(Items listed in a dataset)
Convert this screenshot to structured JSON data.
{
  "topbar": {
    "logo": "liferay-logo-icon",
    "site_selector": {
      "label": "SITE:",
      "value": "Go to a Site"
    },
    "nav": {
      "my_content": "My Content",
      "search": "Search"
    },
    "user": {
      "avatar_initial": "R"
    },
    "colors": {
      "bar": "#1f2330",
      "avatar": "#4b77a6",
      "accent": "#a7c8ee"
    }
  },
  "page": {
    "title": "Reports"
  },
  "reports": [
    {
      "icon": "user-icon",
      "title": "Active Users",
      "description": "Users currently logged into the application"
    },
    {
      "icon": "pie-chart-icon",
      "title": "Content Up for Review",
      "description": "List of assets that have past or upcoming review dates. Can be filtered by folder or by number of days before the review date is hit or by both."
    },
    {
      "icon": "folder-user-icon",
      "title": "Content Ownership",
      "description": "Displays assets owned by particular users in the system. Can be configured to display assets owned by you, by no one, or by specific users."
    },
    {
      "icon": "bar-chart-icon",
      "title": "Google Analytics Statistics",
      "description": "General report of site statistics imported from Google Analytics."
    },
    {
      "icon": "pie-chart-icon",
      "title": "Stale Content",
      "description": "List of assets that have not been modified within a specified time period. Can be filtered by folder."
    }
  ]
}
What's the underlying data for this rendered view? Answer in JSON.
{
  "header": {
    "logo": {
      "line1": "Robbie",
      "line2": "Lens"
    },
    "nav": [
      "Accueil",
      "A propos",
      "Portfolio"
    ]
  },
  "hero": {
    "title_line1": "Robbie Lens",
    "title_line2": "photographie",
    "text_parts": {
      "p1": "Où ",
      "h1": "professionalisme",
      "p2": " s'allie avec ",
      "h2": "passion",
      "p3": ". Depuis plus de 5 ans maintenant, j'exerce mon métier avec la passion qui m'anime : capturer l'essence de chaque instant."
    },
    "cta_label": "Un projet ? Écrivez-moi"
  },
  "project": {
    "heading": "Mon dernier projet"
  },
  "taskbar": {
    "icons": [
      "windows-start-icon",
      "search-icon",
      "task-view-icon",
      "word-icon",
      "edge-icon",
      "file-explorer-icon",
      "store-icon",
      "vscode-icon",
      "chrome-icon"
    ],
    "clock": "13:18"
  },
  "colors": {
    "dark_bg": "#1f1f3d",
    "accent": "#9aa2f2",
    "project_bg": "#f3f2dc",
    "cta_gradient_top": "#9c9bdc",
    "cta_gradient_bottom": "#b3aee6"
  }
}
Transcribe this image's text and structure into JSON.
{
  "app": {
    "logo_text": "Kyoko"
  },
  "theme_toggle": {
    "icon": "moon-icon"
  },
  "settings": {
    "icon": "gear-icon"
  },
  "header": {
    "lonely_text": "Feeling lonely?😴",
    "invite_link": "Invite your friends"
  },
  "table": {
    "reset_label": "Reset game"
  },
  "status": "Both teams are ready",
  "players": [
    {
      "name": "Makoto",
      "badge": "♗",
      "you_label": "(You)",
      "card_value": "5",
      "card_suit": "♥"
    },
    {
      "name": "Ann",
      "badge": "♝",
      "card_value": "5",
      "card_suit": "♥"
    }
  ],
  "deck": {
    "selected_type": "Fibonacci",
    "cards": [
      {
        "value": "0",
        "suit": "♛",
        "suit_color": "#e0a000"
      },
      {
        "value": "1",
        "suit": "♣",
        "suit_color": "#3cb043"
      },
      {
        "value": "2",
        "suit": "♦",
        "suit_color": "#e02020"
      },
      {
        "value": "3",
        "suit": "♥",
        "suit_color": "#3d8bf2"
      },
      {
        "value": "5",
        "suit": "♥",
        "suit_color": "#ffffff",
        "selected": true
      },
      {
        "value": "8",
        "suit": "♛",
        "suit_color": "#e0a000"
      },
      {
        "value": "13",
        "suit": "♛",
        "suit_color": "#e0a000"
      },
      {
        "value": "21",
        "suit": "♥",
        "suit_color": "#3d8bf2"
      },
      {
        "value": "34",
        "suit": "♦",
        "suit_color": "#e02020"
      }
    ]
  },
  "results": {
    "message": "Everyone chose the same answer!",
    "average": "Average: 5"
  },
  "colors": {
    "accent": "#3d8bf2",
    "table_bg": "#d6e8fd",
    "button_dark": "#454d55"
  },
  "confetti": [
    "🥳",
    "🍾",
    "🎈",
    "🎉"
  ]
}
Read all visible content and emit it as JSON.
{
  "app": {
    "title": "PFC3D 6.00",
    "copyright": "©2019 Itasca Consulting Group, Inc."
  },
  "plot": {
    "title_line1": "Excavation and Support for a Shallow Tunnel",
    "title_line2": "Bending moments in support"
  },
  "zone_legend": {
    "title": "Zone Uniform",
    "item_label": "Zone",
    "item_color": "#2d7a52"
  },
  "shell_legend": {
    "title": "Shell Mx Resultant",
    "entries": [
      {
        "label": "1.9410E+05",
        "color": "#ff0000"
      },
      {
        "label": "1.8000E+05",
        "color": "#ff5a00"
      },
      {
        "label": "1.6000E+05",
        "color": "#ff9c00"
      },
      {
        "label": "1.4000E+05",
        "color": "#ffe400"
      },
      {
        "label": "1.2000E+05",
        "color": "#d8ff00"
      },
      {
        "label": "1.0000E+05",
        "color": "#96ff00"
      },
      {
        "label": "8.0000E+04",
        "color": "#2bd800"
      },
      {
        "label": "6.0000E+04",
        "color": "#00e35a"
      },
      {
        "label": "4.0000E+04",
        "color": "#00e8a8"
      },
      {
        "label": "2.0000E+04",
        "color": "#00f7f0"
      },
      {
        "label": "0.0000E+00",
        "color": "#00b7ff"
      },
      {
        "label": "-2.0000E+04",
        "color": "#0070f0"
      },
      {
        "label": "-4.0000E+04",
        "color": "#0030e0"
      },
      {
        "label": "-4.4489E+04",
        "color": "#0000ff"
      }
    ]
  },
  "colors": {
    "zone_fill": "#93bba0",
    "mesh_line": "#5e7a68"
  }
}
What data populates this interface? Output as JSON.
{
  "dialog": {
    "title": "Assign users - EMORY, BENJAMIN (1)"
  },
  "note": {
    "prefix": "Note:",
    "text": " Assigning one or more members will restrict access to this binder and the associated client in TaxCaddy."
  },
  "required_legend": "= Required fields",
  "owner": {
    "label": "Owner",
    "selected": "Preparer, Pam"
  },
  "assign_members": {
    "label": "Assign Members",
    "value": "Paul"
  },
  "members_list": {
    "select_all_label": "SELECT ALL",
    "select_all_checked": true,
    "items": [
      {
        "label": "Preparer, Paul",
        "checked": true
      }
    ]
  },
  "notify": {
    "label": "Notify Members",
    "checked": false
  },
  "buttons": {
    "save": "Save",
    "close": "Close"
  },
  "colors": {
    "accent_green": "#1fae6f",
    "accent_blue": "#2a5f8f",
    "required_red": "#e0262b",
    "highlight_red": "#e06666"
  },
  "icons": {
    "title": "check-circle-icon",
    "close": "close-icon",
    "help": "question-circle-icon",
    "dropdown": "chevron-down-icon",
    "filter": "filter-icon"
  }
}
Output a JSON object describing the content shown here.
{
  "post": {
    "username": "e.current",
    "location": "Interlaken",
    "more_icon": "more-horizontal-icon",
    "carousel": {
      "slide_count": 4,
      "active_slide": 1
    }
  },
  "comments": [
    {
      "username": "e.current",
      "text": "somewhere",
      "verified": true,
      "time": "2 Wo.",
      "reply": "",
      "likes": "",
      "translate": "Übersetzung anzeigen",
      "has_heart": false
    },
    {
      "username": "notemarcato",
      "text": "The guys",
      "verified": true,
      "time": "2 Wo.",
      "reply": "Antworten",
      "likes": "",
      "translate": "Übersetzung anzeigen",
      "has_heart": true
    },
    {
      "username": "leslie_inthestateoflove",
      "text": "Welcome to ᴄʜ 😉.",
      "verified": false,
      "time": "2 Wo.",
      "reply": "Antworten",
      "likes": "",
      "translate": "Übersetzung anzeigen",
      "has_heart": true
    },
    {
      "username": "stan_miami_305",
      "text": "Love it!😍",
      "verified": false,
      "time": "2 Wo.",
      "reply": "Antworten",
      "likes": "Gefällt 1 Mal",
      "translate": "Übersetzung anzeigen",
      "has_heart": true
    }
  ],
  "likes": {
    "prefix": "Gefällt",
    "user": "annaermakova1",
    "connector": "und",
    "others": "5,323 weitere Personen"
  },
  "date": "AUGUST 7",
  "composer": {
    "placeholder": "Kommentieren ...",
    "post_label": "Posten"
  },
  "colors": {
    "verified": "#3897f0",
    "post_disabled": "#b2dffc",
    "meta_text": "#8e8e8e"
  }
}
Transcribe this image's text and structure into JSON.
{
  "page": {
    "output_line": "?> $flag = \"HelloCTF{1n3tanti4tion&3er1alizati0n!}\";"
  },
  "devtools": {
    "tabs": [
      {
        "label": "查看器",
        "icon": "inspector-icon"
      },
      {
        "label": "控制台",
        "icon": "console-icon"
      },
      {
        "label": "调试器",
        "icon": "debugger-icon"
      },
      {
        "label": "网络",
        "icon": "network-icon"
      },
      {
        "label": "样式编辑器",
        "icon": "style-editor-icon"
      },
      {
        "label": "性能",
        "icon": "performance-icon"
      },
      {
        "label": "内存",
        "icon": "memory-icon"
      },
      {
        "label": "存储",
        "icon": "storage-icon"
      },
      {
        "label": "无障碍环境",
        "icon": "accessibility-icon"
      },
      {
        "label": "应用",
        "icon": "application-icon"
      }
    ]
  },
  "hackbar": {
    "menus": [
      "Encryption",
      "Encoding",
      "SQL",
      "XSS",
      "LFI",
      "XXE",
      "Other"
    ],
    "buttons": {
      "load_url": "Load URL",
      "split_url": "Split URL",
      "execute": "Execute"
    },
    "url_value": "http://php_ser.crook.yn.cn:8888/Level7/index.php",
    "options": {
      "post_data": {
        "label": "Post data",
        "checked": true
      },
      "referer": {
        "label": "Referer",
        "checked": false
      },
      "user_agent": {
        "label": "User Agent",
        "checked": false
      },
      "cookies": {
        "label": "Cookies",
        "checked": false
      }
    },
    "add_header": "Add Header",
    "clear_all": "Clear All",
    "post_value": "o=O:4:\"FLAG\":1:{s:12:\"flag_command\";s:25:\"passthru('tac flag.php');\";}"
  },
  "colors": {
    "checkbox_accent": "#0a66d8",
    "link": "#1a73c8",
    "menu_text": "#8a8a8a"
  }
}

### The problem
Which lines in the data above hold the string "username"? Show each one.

### Output for this exercise
    "username": "e.current",
      "username": "e.current",
      "username": "notemarcato",
      "username": "leslie_inthestateoflove",
      "username": "stan_miami_305",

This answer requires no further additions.